Lunch and dinner menus are pretty interchangeable. She usually has something proteiny like peanut butter, beans, or a little pork or beef if we have it around. She likes whole wheat bread, pasta, cucumber, tomatoes, strawberries, chickpeas, and cheese. AND BANANAS. Oh Lordy, does she like bananas! She really likes pesto, so sometimes I spread some on a piece of toast and put some sundried tomatoes on it and melt a little cheese. Yum. I may or may not totally bogart her meals those days.
The best thing about eating the same thing as her is that it gives me the excuse to buy really good, high-quality, grass-fed, free-range, ubiquitously-hyphenated meats. I’m pretty sure I’ve told you before about how we live literally 45 minutes from the largest pork packing plant in the world. And I’m not exaggerating. The entire world. So suffice it to say, there is a ton of scary cheap genetically-modified pork in these parts. We instead pay a bit more for the good stuff at the farmer’s market because you can’t put a price tag on unknowingly eating pig snouts. We talk to the guy who raises it and feel good knowing that we’re supporting him and not putting nasty hormoney animals that lead miserable existences in our bodies.

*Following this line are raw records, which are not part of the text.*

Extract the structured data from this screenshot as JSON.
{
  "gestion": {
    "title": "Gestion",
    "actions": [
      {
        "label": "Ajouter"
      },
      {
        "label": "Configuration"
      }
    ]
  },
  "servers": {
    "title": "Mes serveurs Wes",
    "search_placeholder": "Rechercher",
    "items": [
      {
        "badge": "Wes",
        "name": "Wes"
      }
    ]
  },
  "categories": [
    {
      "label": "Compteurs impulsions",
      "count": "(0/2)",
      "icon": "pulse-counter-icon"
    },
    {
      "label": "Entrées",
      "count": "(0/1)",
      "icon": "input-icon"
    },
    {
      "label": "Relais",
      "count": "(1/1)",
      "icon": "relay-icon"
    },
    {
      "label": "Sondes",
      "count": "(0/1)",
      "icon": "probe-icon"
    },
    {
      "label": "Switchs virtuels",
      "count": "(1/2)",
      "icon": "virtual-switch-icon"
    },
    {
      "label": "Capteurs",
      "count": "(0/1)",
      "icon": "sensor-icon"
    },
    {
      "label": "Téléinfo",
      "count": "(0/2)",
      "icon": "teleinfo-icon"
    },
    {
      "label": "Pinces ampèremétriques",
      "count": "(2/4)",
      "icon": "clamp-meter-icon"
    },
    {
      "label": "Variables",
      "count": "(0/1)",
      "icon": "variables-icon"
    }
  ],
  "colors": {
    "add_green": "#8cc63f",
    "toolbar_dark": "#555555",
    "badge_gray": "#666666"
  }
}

Salads have made a major resurgence in our lives as of late. B dislikes many salads so I imagine salads and macaroni got together and bullied him when he was a teen. What an after-school special that would have made. C likes salads, though, and she often joins us when we eat baby spinach sprinkled with goat cheese, cranberries, and walnuts. I put a little vinaigrette on it and she om-noms it. She also likes spinach sauteed in a little olive oil and garlic, since she’s a gourmet and all. Or a freak of nature? Let’s stick with gourmet.
Snacks are where this child really shines. Sometimes I fear that her tongue isn’t working properly because some of the things she really shouldn’t like are her faves. B and I are obsessed with wasabi peas because we like to pretend we’re exotic and fancy when we eat them. We usually class-up our feeding frenzy by dropping most of them on the floor. C inevitably gets them and goes.to.town. She licks them and swirls them around in her mouth. She is also a big fan of limes and lemons. The tarter, the better. She sucks on them and then usually comes to ask for more once she’s efficiently removed a couple layers of enamel off her seven baby teeth.
B and I don’t pretend to have anything to do with C’s very open palate. We are both equally amazed at mealtimes when she actually eats most of what is put in front of her. It will definitely be a confusing and sad day for us when she learns that Dora the Explorer yogurt exists and refuses to eat anything else.
What else should I offer to her? What are some strange foods your kids like?